India on Monday submitted its long-term strategic plan to achieve the target of net-zero carbon emissions by 2070 at the United Nations Climate Conference, also known as COP27, in Egypt.

Net zero carbon emissions means a situation in which the amount of carbon added to the atmosphere is equal to the amount removed.

The plan emphasises the use of green hydrogen, blending of ethanol in petrol, a three-fold increase in nuclear capacity by 2032 and enhancement of India’s forest cover, among other steps.

India also said that it would require trillions of dollars by 2050 to transition to a low-carbon development path.

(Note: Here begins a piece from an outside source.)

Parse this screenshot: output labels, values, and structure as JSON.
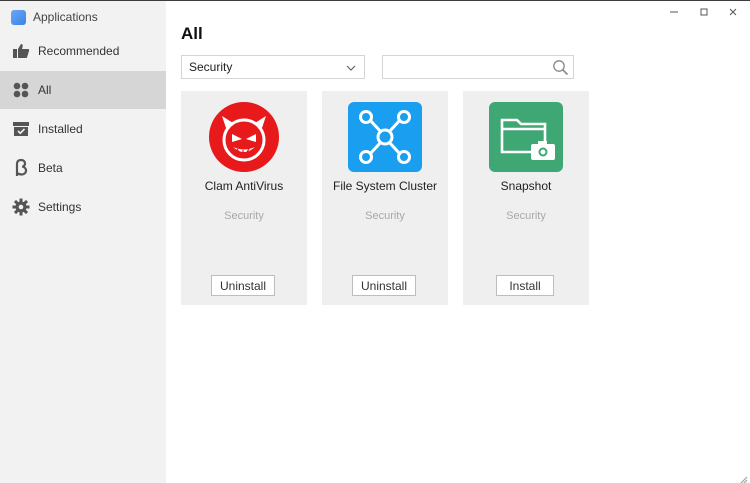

“Provision of climate finance by developed countries will play a very significant role and needs to be considerably enhanced, in the form of grants and concessional loans,” the plan said.

India had announced that it would attain net zero carbon emissions by 2070 at the summit held in Glasgow last year. This was the first time that India had mentioned a target of net-zero emissions.

Prime Minister Narendra Modi had also said that by 2030, India will fulfil 50% of its energy requirements through renewable energy sources.

India is the world’s third-biggest greenhouse gas emitter after China and the United States, making its goals crucial in the fight against climate change.

On Monday, Environment Minister Bhupender Yadav said that the plan shows that India walks the talk on climate change.

“We have provided a long-term vision of our transition in all sectors of the economy including electricity, transport, industry, urban, forestry and carbon removal technologies,” Yadav said. “This strategy is the product of extensive consultations inside government, and other stakeholders including state governments.”

Yadav also said India’s five-decade journey to net zero will be flexible in accommodating new technological developments and international cooperation along the way.

“But we also need to be mindful of the risks that this journey will entail,” he pointed out. “The need to eradicate our development deficits and ensure our food and energy security, while rationally using our natural resources, are therefore themes that pervade our low-carbon strategy.”

While 195 member countries, who are signatories to the United Nation climate agreements, were obliged to submit the long-term document by 2022, only 57, including India, have done so, according to The Hindu.